A Russian Proton-K rocket
successfully placed three Glonass-M navigation satellites into orbit in an Oct. 26 launch that returned Russia’s Proton vehicle to service for the first time since
a Sept. 6 launch failure, according to the Russian space agency, Roskosmos.
The launch from the Russian-run BaikonurCosmodrome in Kazakhstan paved the way for the return to service of the commercial version of Proton, called Proton-M, which uses a different upper stage.
and of McLean, Va., the company that markets commercial launches of Proton-M,
have said they plan to place the Sirius-4 telecommunications satellite, owned by Sirius, into geostationary-transfer orbit
It was a commercial Proton-M vehicle that failed shortly after launch
Sept. 6, destroying Japan’s JCSAT-11 telecommunications satellite, which was insured for $185 million.
A Russian government failure review concluded that a defective cable prevented Proton’s first and second stages from separating, causing the vehicle to crash onto the Kazakh steppe. The lower stages of the Proton are common to both the Proton-K and Proton-M rockets, meaning the commercial version has, in effect, reflown as well.
Satellite underwriters often assign different insurance premiums depending on a rocket’s recent flight history, and they prefer to cover vehicles that
already have demonstrated a successful flight after a failure.
Once they enter service, the three 1,415-kilogram Glonass-M satellites launched Oct. 26 will bring to 10 the number of modernized Glonass vehicles in the current Glonass satellite constellation.
-M spacecraft, built by the same Russian company, NPO-PM, that manufactured the previous-generation satellites, are designed to operate for seven years, compared to four years for the previous generation. Glonass-M spacecraft also include a second civil signal, improved on
board clocks and an upgraded solar panel pointing system.
A further evolution of the Glonass satellites, called Glonass-K, is expected to be in service starting in 2009. These satellites will have a 10-year service life, and a third civil signal.
The Russian government has said returning the Glonass system to full operational health, with 24 in-service satellites, is a priority and for the past two years it has made good on its promise to invest in system upgrades.
But there is still a long way to go before Glonass, like the U.S. GPS system, has sufficient operational and in-orbit reserve capacity to be considered as fully functional for global users.
Before the Oct. 26 launch, 11 Glonass satellites were considered as operational, but only nine of them were classed as healthy enough for full service, according to a Sept. 25 presentation by Sergey G. Revnivykh, a Glonass specialist with Roskosmos, during a meeting of the U.S. Civil Global Positioning System Service Interface Committee in Ft. Worth, Texas.
said the Glonass upgrade program, which has been endorsed on several occasions by Russian President Vladimir Putin, is likely to reach 18 operational satellites by early 2009 before dipping to 16 active spacecraft as older models are taken out of service.

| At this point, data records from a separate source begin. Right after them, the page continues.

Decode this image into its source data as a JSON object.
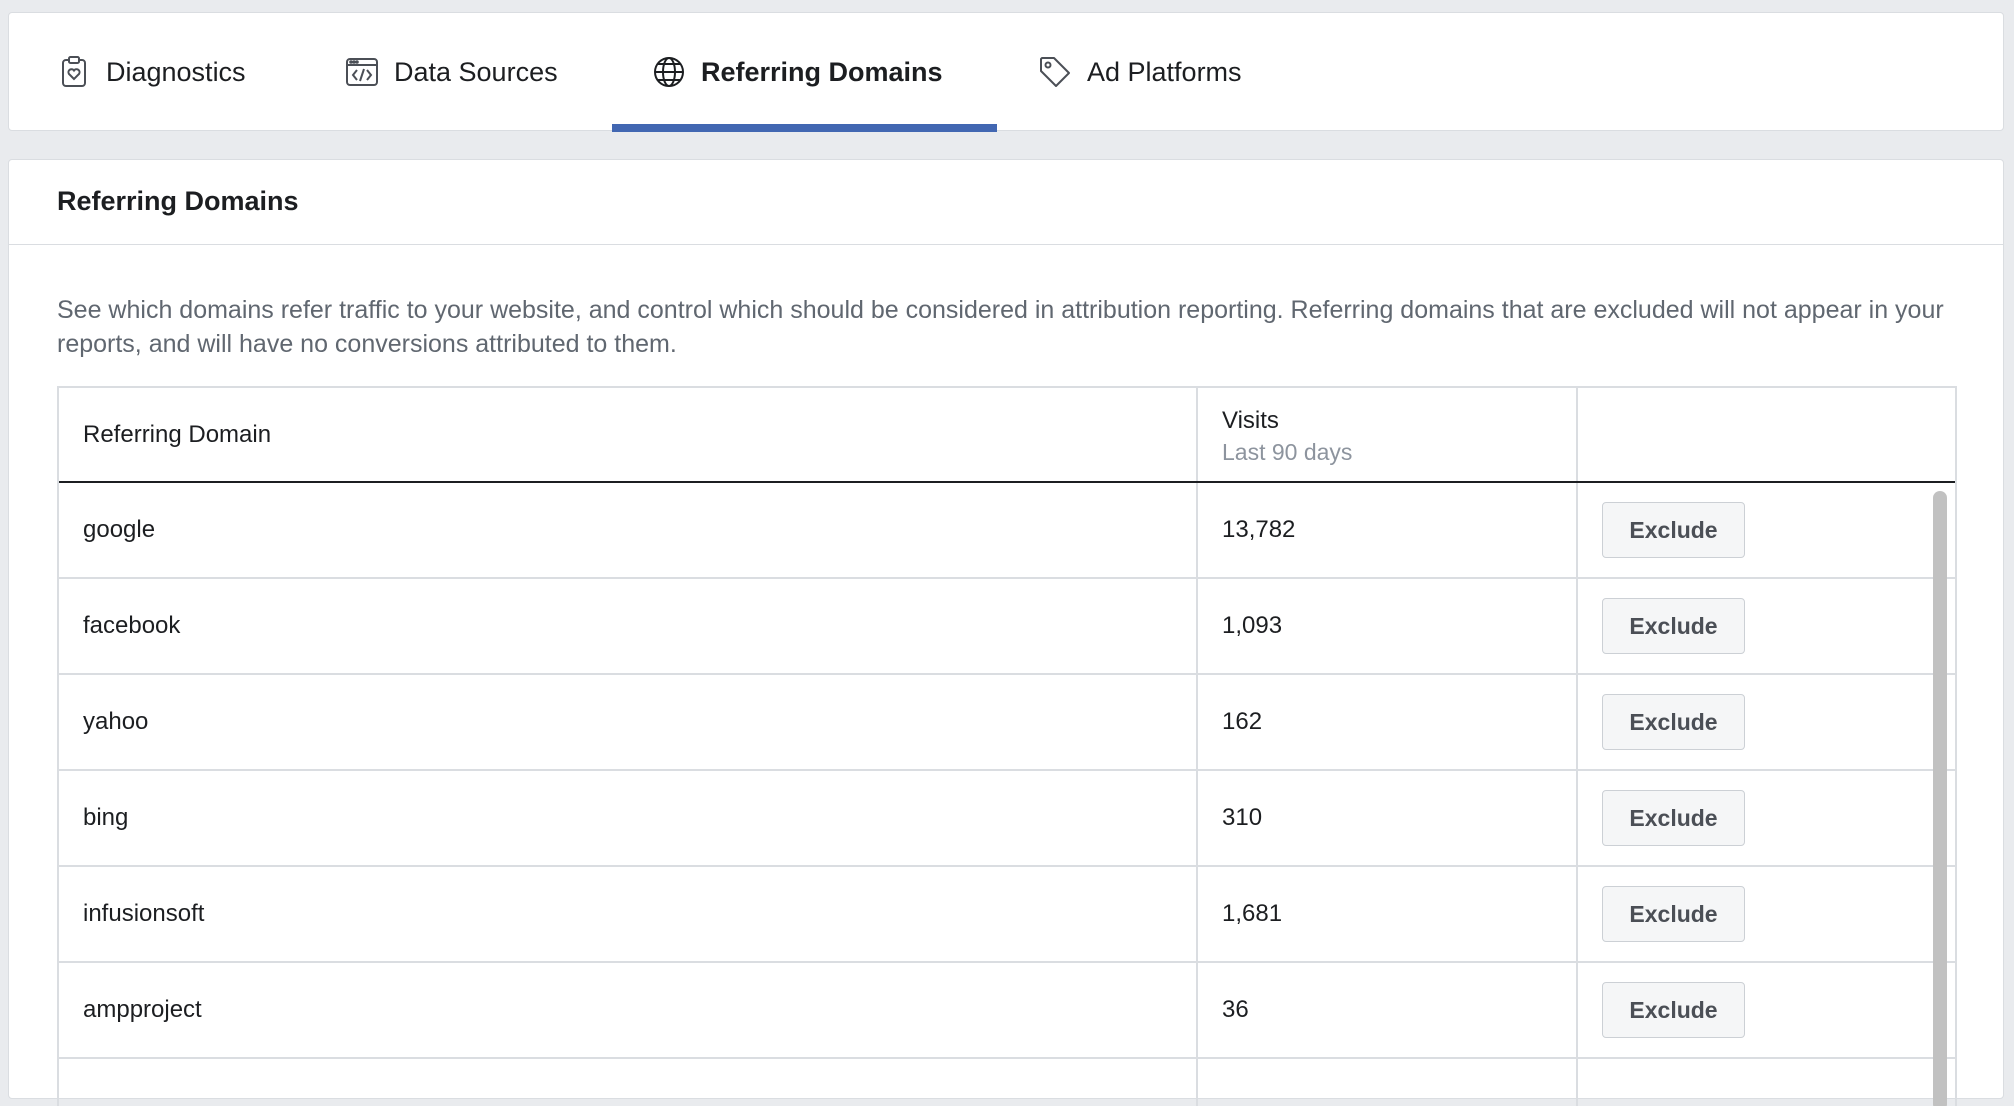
{
  "tabs": [
    {
      "label": "Diagnostics",
      "icon": "clipboard-heart-icon"
    },
    {
      "label": "Data Sources",
      "icon": "code-window-icon"
    },
    {
      "label": "Referring Domains",
      "icon": "globe-icon",
      "active": true
    },
    {
      "label": "Ad Platforms",
      "icon": "tag-icon"
    }
  ],
  "colors": {
    "accent": "#4267b2",
    "background": "#e9ebee"
  },
  "card": {
    "title": "Referring Domains",
    "description": "See which domains refer traffic to your website, and control which should be considered in attribution reporting. Referring domains that are excluded will not appear in your reports, and will have no conversions attributed to them."
  },
  "table": {
    "columns": {
      "domain": "Referring Domain",
      "visits": "Visits",
      "visits_sub": "Last 90 days"
    },
    "rows": [
      {
        "domain": "google",
        "visits": "13,782",
        "action": "Exclude"
      },
      {
        "domain": "facebook",
        "visits": "1,093",
        "action": "Exclude"
      },
      {
        "domain": "yahoo",
        "visits": "162",
        "action": "Exclude"
      },
      {
        "domain": "bing",
        "visits": "310",
        "action": "Exclude"
      },
      {
        "domain": "infusionsoft",
        "visits": "1,681",
        "action": "Exclude"
      },
      {
        "domain": "ampproject",
        "visits": "36",
        "action": "Exclude"
      }
    ]
  }
}
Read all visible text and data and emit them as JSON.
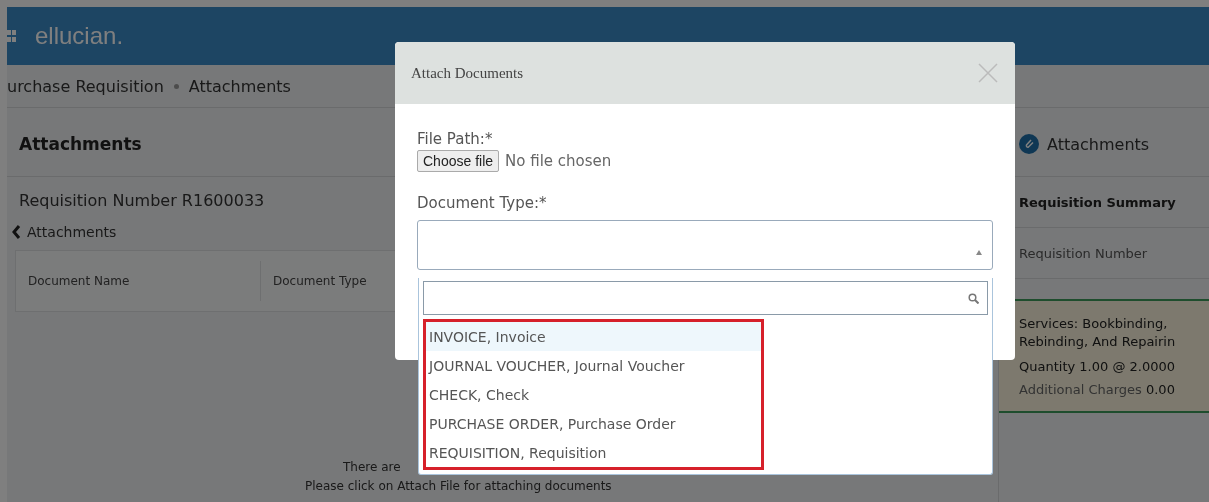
{
  "header": {
    "logo": "ellucian."
  },
  "breadcrumb": [
    "urchase Requisition",
    "Attachments"
  ],
  "page": {
    "title": "Attachments",
    "requisition": "Requisition Number R1600033",
    "back_link": "Attachments",
    "table": {
      "columns": [
        "Document Name",
        "Document Type"
      ]
    },
    "empty_message": [
      "There are",
      "Please click on Attach File for attaching documents"
    ]
  },
  "sidebar": {
    "title": "Attachments",
    "summary_title": "Requisition Summary",
    "number_label": "Requisition Number",
    "item": {
      "description": "Services: Bookbinding, Rebinding, And Repairin",
      "quantity": "Quantity 1.00 @ 2.0000",
      "charges_label": "Additional Charges",
      "charges_value": "0.00"
    }
  },
  "modal": {
    "title": "Attach Documents",
    "file_label": "File Path:",
    "file_button": "Choose file",
    "file_status": "No file chosen",
    "type_label": "Document Type:",
    "required_mark": "*",
    "dropdown": {
      "expanded": true,
      "options": [
        {
          "label": "INVOICE, Invoice",
          "selected": true
        },
        {
          "label": "JOURNAL VOUCHER, Journal Voucher",
          "selected": false
        },
        {
          "label": "CHECK, Check",
          "selected": false
        },
        {
          "label": "PURCHASE ORDER, Purchase Order",
          "selected": false
        },
        {
          "label": "REQUISITION, Requisition",
          "selected": false
        }
      ]
    }
  }
}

New launches, and the addition of the higher-performance Glonass-K and Glonass-KM satellites, are expected to bring the constellation to 24 operational spacecraft by early 2011.